Task to complete |
Please output the lines shown below exactly as they appear.

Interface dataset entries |
● ● ● ● ● ● ●
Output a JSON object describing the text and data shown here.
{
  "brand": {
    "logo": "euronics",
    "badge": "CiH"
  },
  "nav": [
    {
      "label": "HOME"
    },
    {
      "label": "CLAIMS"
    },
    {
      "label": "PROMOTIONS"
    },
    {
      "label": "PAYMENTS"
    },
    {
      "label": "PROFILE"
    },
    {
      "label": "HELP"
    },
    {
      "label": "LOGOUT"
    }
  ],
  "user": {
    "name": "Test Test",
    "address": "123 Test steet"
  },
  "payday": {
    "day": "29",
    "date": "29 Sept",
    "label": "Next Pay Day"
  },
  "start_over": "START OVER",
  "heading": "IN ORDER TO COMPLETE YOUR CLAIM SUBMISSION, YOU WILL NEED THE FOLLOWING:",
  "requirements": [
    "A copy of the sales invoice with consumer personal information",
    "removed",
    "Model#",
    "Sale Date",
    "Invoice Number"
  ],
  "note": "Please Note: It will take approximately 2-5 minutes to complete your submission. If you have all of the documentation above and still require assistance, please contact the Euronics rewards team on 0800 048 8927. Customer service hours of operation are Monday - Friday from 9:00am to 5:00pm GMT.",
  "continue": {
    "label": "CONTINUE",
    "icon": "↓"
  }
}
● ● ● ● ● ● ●
Written solution |
Output a JSON object describing the text and data shown here.
{
  "brand": {
    "logo": "euronics",
    "badge": "CiH"
  },
  "nav": [
    {
      "label": "HOME"
    },
    {
      "label": "CLAIMS"
    },
    {
      "label": "PROMOTIONS"
    },
    {
      "label": "PAYMENTS"
    },
    {
      "label": "PROFILE"
    },
    {
      "label": "HELP"
    },
    {
      "label": "LOGOUT"
    }
  ],
  "user": {
    "name": "Test Test",
    "address": "123 Test steet"
  },
  "payday": {
    "day": "29",
    "date": "29 Sept",
    "label": "Next Pay Day"
  },
  "start_over": "START OVER",
  "heading": "IN ORDER TO COMPLETE YOUR CLAIM SUBMISSION, YOU WILL NEED THE FOLLOWING:",
  "requirements": [
    "A copy of the sales invoice with consumer personal information",
    "removed",
    "Model#",
    "Sale Date",
    "Invoice Number"
  ],
  "note": "Please Note: It will take approximately 2-5 minutes to complete your submission. If you have all of the documentation above and still require assistance, please contact the Euronics rewards team on 0800 048 8927. Customer service hours of operation are Monday - Friday from 9:00am to 5:00pm GMT.",
  "continue": {
    "label": "CONTINUE",
    "icon": "↓"
  }
}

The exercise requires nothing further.